"YOU are only a gutty." "Shut up, you Donegal East smuggler." "You big, fat-headed gobbaloon... I was not born in the bog like you were, I was reared."
Dail Eireann is Ireland's premier debating chamber, a place where great political leaders can make history through the power of their words. It is also a place where various crooks and spoofers over the years have tried in vain to talk themselves out of trouble.
In his highly entertaining new book, Standing By The Republic, John Drennan tells the stories behind 50 Dail debates that helped to shape the nation -- taking in the good, the bad and an awful lot of ugliness.
Reading over some of the parliamentary battles quoted here, it's hard to know whether to laugh or cry. When an Independent TD in 1954 raised the case of a Christian Brother teacher who had broken a child's arm, his colleagues fell over themselves to insist that it must be an isolated incident.
As late as 1967, some politicians were outraged by an English schoolbook that featured stories with the words 'bastard' and 'bugger'.
The 1972 debate over whether or not should Ireland should join the EEC descended into farce, with the claim that we might not be able to compete with Europeans, who got up earlier in the morning.
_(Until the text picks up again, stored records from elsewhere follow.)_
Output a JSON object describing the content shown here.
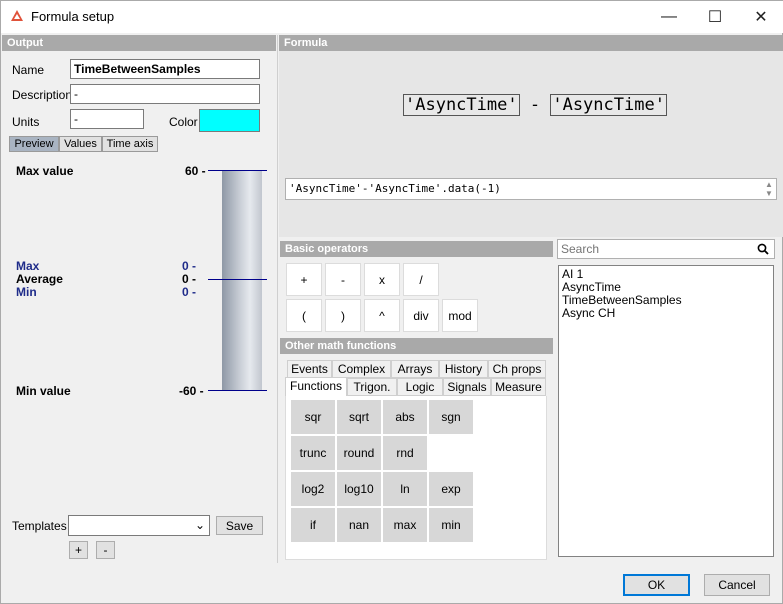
{
  "window": {
    "title": "Formula setup",
    "controls": {
      "minimize": "—",
      "maximize": "☐",
      "close": "✕"
    }
  },
  "output": {
    "header": "Output",
    "name_label": "Name",
    "name_value": "TimeBetweenSamples",
    "description_label": "Description",
    "description_value": "-",
    "units_label": "Units",
    "units_value": "-",
    "color_label": "Color",
    "color_value": "#00ffff",
    "tabs": [
      "Preview",
      "Values",
      "Time axis"
    ],
    "preview": {
      "max_value_label": "Max value",
      "max_value": "60 -",
      "max_label": "Max",
      "max_val": "0 -",
      "average_label": "Average",
      "average_val": "0 -",
      "min_label": "Min",
      "min_val": "0 -",
      "min_value_label": "Min value",
      "min_value": "-60 -"
    },
    "templates_label": "Templates",
    "save_label": "Save",
    "add_label": "+",
    "remove_label": "-"
  },
  "formula": {
    "header": "Formula",
    "display_left": "'AsyncTime'",
    "display_op": "-",
    "display_right": "'AsyncTime'",
    "expression": "'AsyncTime'-'AsyncTime'.data(-1)"
  },
  "basic_operators": {
    "header": "Basic operators",
    "row1": [
      "+",
      "-",
      "x",
      "/"
    ],
    "row2": [
      "(",
      ")",
      "^",
      "div",
      "mod"
    ]
  },
  "other_math": {
    "header": "Other math functions",
    "tabs_row1": [
      "Events",
      "Complex",
      "Arrays",
      "History",
      "Ch props"
    ],
    "tabs_row2": [
      "Functions",
      "Trigon.",
      "Logic",
      "Signals",
      "Measure"
    ],
    "functions": [
      [
        "sqr",
        "sqrt",
        "abs",
        "sgn"
      ],
      [
        "trunc",
        "round",
        "rnd"
      ],
      [
        "log2",
        "log10",
        "ln",
        "exp"
      ],
      [
        "if",
        "nan",
        "max",
        "min"
      ]
    ]
  },
  "channels": {
    "search_placeholder": "Search",
    "items": [
      "AI 1",
      "AsyncTime",
      "TimeBetweenSamples",
      "Async CH"
    ]
  },
  "footer": {
    "ok_label": "OK",
    "cancel_label": "Cancel"
  }
}
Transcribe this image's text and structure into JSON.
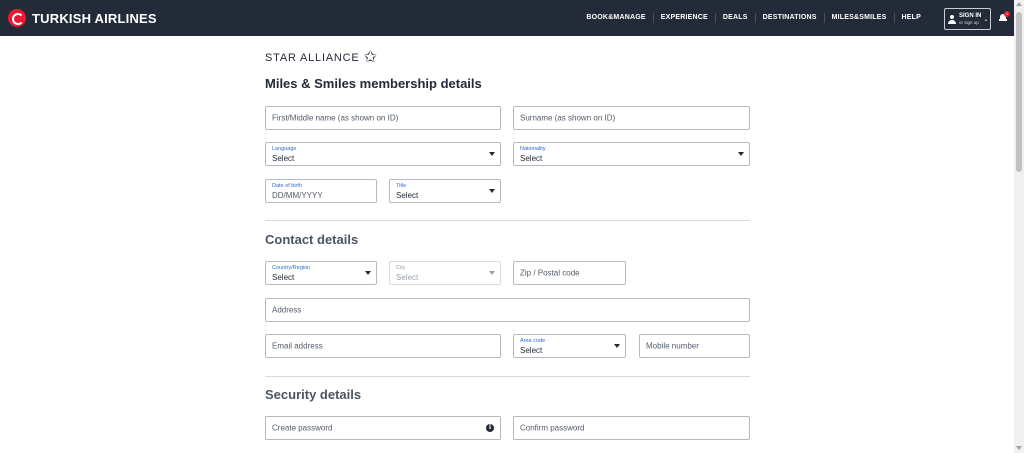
{
  "header": {
    "brand": "TURKISH AIRLINES",
    "nav": [
      "BOOK&MANAGE",
      "EXPERIENCE",
      "DEALS",
      "DESTINATIONS",
      "MILES&SMILES",
      "HELP"
    ],
    "signin_label": "SIGN IN",
    "signin_sub": "or sign up",
    "notification_count": "1",
    "brand_color": "#e81932",
    "header_bg": "#232b38"
  },
  "alliance": {
    "label": "STAR ALLIANCE"
  },
  "membership": {
    "title": "Miles & Smiles membership details",
    "first_name_placeholder": "First/Middle name (as shown on ID)",
    "surname_placeholder": "Surname (as shown on ID)",
    "language_label": "Language",
    "language_value": "Select",
    "nationality_label": "Nationality",
    "nationality_value": "Select",
    "dob_label": "Date of birth",
    "dob_placeholder": "DD/MM/YYYY",
    "title_label": "Title",
    "title_value": "Select"
  },
  "contact": {
    "title": "Contact details",
    "country_label": "Country/Region",
    "country_value": "Select",
    "city_label": "City",
    "city_value": "Select",
    "zip_placeholder": "Zip / Postal code",
    "address_placeholder": "Address",
    "email_placeholder": "Email address",
    "area_code_label": "Area code",
    "area_code_value": "Select",
    "mobile_placeholder": "Mobile number"
  },
  "security": {
    "title": "Security details",
    "create_password_placeholder": "Create password",
    "confirm_password_placeholder": "Confirm password"
  }
}
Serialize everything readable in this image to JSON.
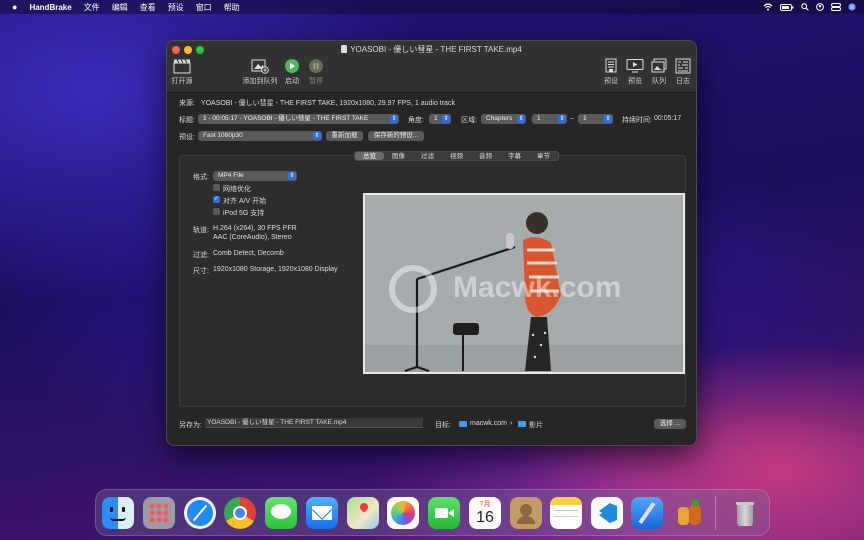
{
  "menubar": {
    "app_name": "HandBrake",
    "items": [
      "文件",
      "编辑",
      "查看",
      "预设",
      "窗口",
      "帮助"
    ]
  },
  "window": {
    "title": "YOASOBI - 優しい彗星 - THE FIRST TAKE.mp4",
    "toolbar": {
      "open_source": "打开源",
      "add_to_queue": "添加到队列",
      "start": "启动",
      "pause": "暂停",
      "presets": "预设",
      "preview": "预览",
      "queue": "队列",
      "log": "日志"
    }
  },
  "source": {
    "label": "来源:",
    "value": "YOASOBI - 優しい彗星 - THE FIRST TAKE, 1920x1080, 29.97 FPS, 1 audio track"
  },
  "title_row": {
    "title_label": "标题:",
    "title_value": "1 - 00:05:17 - YOASOBI - 優しい彗星 - THE FIRST TAKE",
    "angle_label": "角度:",
    "angle_value": "1",
    "range_label": "区域:",
    "range_type": "Chapters",
    "range_start": "1",
    "range_dash": "–",
    "range_end": "1",
    "duration_label": "持续时间:",
    "duration_value": "00:05:17"
  },
  "preset_row": {
    "label": "预设:",
    "value": "Fast 1080p30",
    "reload": "重新加载",
    "save_new": "保存新的预设..."
  },
  "tabs": [
    "总览",
    "图像",
    "过滤",
    "视频",
    "音频",
    "字幕",
    "章节"
  ],
  "summary": {
    "format_label": "格式:",
    "format_value": "MP4 File",
    "web_optimized": "网络优化",
    "align_av": "对齐 A/V 开始",
    "ipod": "iPod 5G 支持",
    "tracks_label": "轨道:",
    "tracks_video": "H.264 (x264), 30 FPS PFR",
    "tracks_audio": "AAC (CoreAudio), Stereo",
    "filters_label": "过滤:",
    "filters_value": "Comb Detect, Decomb",
    "size_label": "尺寸:",
    "size_value": "1920x1080 Storage, 1920x1080 Display"
  },
  "watermark": "Macwk.com",
  "save_row": {
    "save_as_label": "另存为:",
    "save_as_value": "YOASOBI - 優しい彗星 - THE FIRST TAKE.mp4",
    "dest_label": "目标:",
    "dest_path_1": "macwk.com",
    "dest_sep": "›",
    "dest_path_2": "影片",
    "choose": "选择 ..."
  },
  "dock": {
    "calendar_month": "7月",
    "calendar_day": "16"
  }
}
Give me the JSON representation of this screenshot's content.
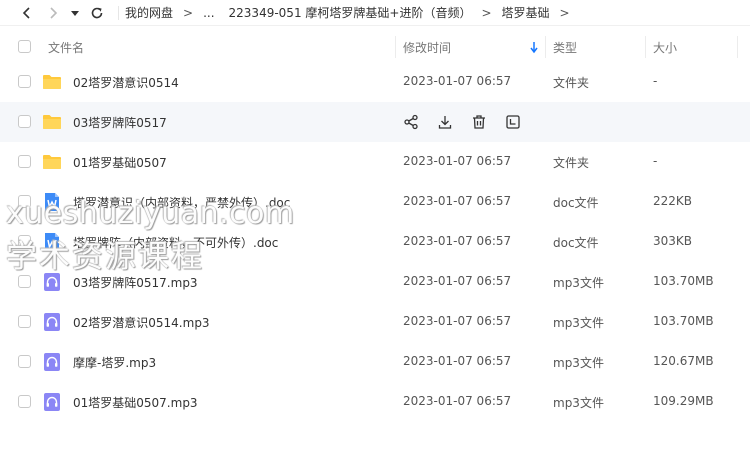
{
  "toolbar": {
    "back_icon": "chevron-left-icon",
    "forward_icon": "chevron-right-icon",
    "history_icon": "caret-down-icon",
    "refresh_icon": "refresh-icon"
  },
  "breadcrumb": {
    "items": [
      "我的网盘",
      "...",
      "223349-051 摩柯塔罗牌基础+进阶（音频）",
      "塔罗基础"
    ],
    "separator": ">"
  },
  "table": {
    "columns": {
      "name": "文件名",
      "mtime": "修改时间",
      "type": "类型",
      "size": "大小"
    },
    "sort_icon": "sort-down-arrow-icon",
    "rows": [
      {
        "name": "02塔罗潜意识0514",
        "mtime": "2023-01-07 06:57",
        "type": "文件夹",
        "size": "-",
        "icon": "folder-icon"
      },
      {
        "name": "03塔罗牌阵0517",
        "mtime": "",
        "type": "",
        "size": "",
        "icon": "folder-icon"
      },
      {
        "name": "01塔罗基础0507",
        "mtime": "2023-01-07 06:57",
        "type": "文件夹",
        "size": "-",
        "icon": "folder-icon"
      },
      {
        "name": "塔罗潜意识（内部资料，严禁外传）.doc",
        "mtime": "2023-01-07 06:57",
        "type": "doc文件",
        "size": "222KB",
        "icon": "word-doc-icon"
      },
      {
        "name": "塔罗牌阵（内部资料，不可外传）.doc",
        "mtime": "2023-01-07 06:57",
        "type": "doc文件",
        "size": "303KB",
        "icon": "word-doc-icon"
      },
      {
        "name": "03塔罗牌阵0517.mp3",
        "mtime": "2023-01-07 06:57",
        "type": "mp3文件",
        "size": "103.70MB",
        "icon": "audio-file-icon"
      },
      {
        "name": "02塔罗潜意识0514.mp3",
        "mtime": "2023-01-07 06:57",
        "type": "mp3文件",
        "size": "103.70MB",
        "icon": "audio-file-icon"
      },
      {
        "name": "摩摩-塔罗.mp3",
        "mtime": "2023-01-07 06:57",
        "type": "mp3文件",
        "size": "120.67MB",
        "icon": "audio-file-icon"
      },
      {
        "name": "01塔罗基础0507.mp3",
        "mtime": "2023-01-07 06:57",
        "type": "mp3文件",
        "size": "109.29MB",
        "icon": "audio-file-icon"
      }
    ],
    "hover_actions": [
      "share-icon",
      "download-icon",
      "delete-icon",
      "more-icon"
    ]
  },
  "watermark": {
    "line1": "xueshuziyuan.com",
    "line2": "学术资源课程"
  },
  "colors": {
    "accent": "#1677ff",
    "folder": "#ffc93c",
    "word": "#3d8bf7",
    "audio": "#8b86f5"
  }
}
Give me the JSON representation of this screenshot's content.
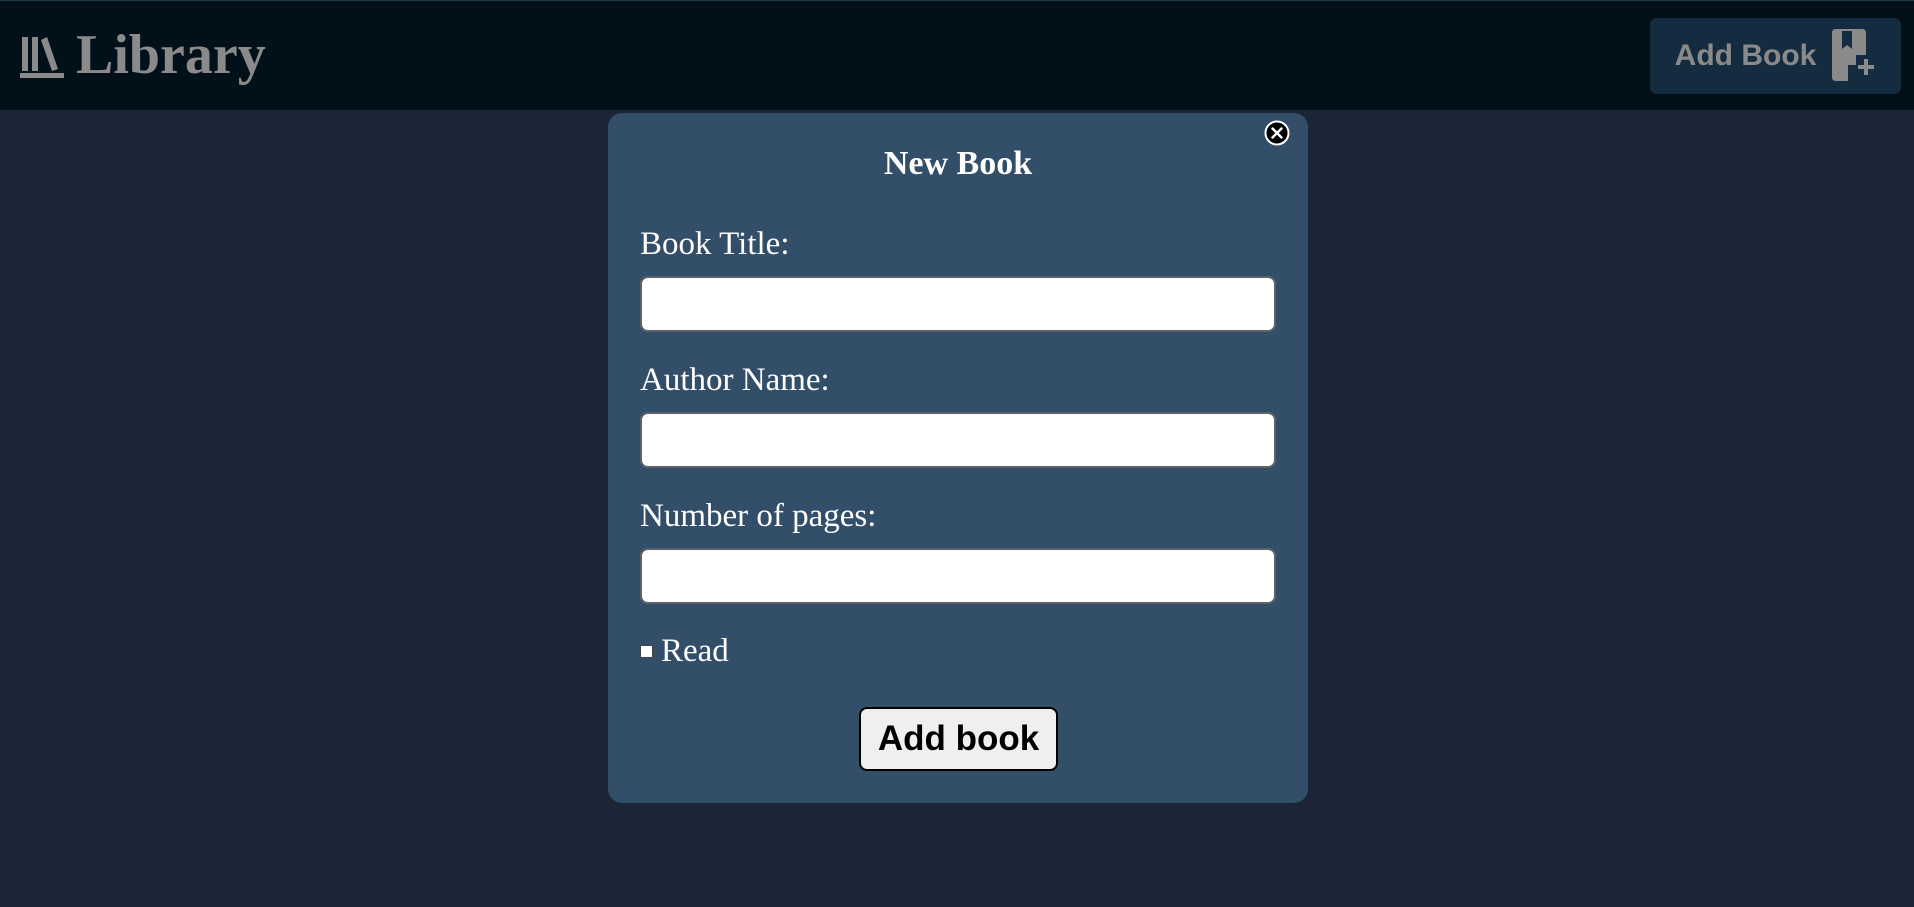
{
  "header": {
    "brand_icon": "books-icon",
    "title": "Library",
    "add_button": {
      "label": "Add Book",
      "icon": "bookmark-plus-icon"
    }
  },
  "modal": {
    "title": "New Book",
    "close_icon": "close-circle-icon",
    "fields": [
      {
        "label": "Book Title:",
        "value": "",
        "placeholder": ""
      },
      {
        "label": "Author Name:",
        "value": "",
        "placeholder": ""
      },
      {
        "label": "Number of pages:",
        "value": "",
        "placeholder": ""
      }
    ],
    "read_checkbox": {
      "label": "Read",
      "checked": false
    },
    "submit_label": "Add book"
  },
  "colors": {
    "page_background": "#1b2535",
    "topbar_background": "#02101a",
    "modal_background": "#334e69",
    "header_text": "#8a8a8a",
    "header_button_background": "#152b40"
  }
}
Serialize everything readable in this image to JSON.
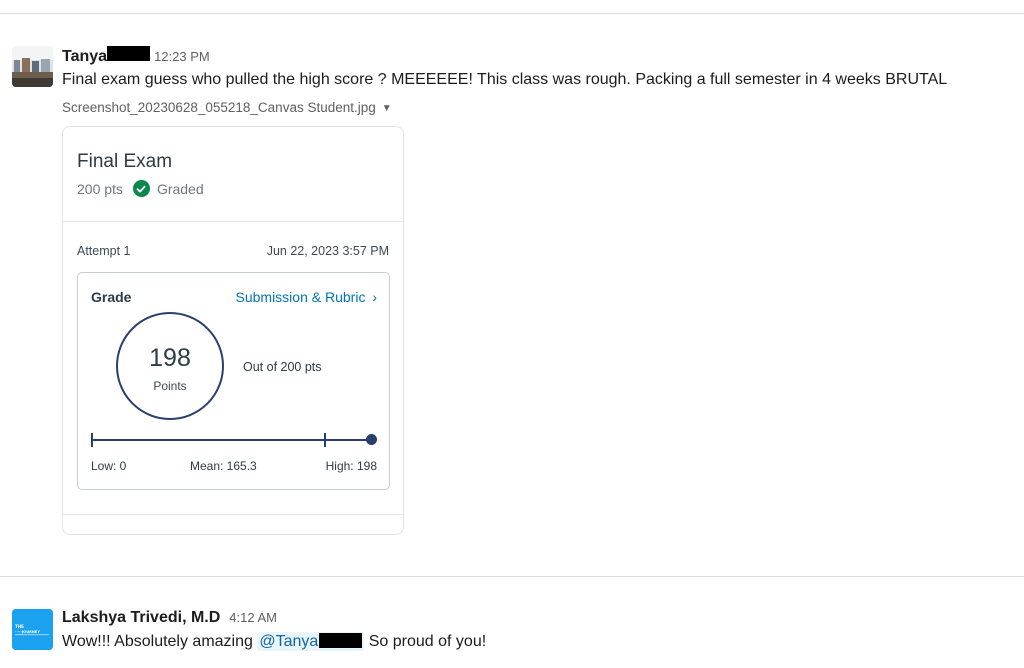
{
  "colors": {
    "accent_link": "#0374b5",
    "graded_green": "#0b874b",
    "score_navy": "#2b3f6c",
    "mention_bg": "#e8f5fa"
  },
  "message1": {
    "author": "Tanya",
    "timestamp": "12:23 PM",
    "text": "Final exam  guess who pulled the high score ? MEEEEEE! This class was rough. Packing a full semester in 4 weeks BRUTAL",
    "attachment": {
      "file_name": "Screenshot_20230628_055218_Canvas Student.jpg",
      "caret_icon": "caret-down-icon",
      "assignment_title": "Final Exam",
      "points": "200 pts",
      "status_icon": "check-circle-icon",
      "status": "Graded",
      "attempt": "Attempt 1",
      "attempt_date": "Jun 22, 2023 3:57 PM",
      "grade_label": "Grade",
      "rubric_link": "Submission & Rubric",
      "rubric_icon": "chevron-right-icon",
      "score": "198",
      "score_unit": "Points",
      "out_of": "Out of 200 pts",
      "stats": {
        "low": "Low: 0",
        "mean": "Mean: 165.3",
        "high": "High: 198"
      },
      "stat_values": {
        "low": 0,
        "mean": 165.3,
        "high": 198,
        "max": 200,
        "score": 198
      }
    }
  },
  "message2": {
    "author": "Lakshya Trivedi, M.D",
    "timestamp": "4:12 AM",
    "text_before": "Wow!!! Absolutely amazing ",
    "mention": "@Tanya",
    "text_after": " So proud of you!",
    "avatar_text": "THE ... JOURNEY"
  }
}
A 1986 discussion of the divorce referendum produced some classic contributions, including FF's Michael Woods' warning that it would be "a constitutional Frankenstein".
One man dominates the book, just as he dominated Irish politics for so long. As Minister for Finance in 1967, Charles Haughey solemnly lectured the Dail on how important it was for everybody to pay their taxes.
In 1979, he was the Minister for Health who made condoms available to people with a medical prescription -- coining the phrase "an Irish solution to an Irish problem."
Haughey's election as Taoiseach later that year produced one of the most electrifying moments the Dail has ever seen. Instead of offering the traditional congratulations, FG leader Garret FitzGerald declared that his great rival had "a flawed pedigree" and was morally unfit to hold the highest office in the land. Looking back, it is easy to see what Garret meant -- but with Charlie's elderly mother sitting in the public gallery, his speech was widely condemned as being in poor taste.
By 1990, Haughey's scandalous past was beginning to catch up with him. After the Taoiseach was forced to sack his old friend Brian Lenihan during the presidential election, Labour leader Dick Spring delivered a thundering Dail address that made Garret's look positively mild.
"This debate essentially is about the evil spirit that controls one political party in this Republic... the cancer that is eating away at our body politic and the virus that has caused that cancer: An Taoiseach, Charles J Haughey." The Bertie Ahern era also delivered some memorable Dail moments. Foreign Affairs Minister Ray Burke declared in 1997 that he was "drawing a line in the sand" over allegations of corruption, but it turned out to be quicksand and a few days later Rambo had resigned. Charlie McCreevy once told the House with a straight face, "Dick Spring", then went on to prove it with his famous philosophy, "When I have it, I spend it."
Back in 1992, the young Brian Cowen was identified by ex-FG leader Alan Dukes as "the chief vulgarian of the FF backbenchers". In fact, it was Biffo's colourful Dail performances that marked him out as a future Taoiseach. He once roared across the floor: "The political philosophy of FF goes much deeper than the length of a dipstick in the petrol tank of a State car." Sadly, Cowen's brief reign of error turned out to be historic for all the wrong reasons. Thankfully, Drennan's book is not just a rogues' gallery. It also features Dail speeches by politicians who really did do the State some service, such as Taoiseach Sean Lemass explaining his economic revolution in the 1960s.
Des O'Malley provided the title when he declared, "I stand by the Republic" and refused to oppose a 1985 Contraception Bill, even though it meant he would be thrown out of Fianna Fail for "conduct unbecoming". Most recently, Enda Kenny showed his inner steel when he split Sinn Fein over an IRA bank robbery.
Dail Eireann often seems like a theatre of the absurd. John Drennan's witty and insightful book shows that on its day, our national parliament can still be the best show in town.
Standing by the Republic: 50 Dail Debates That Shaped The Nation by John Drennan is published by Gill & Macmillan, €19.99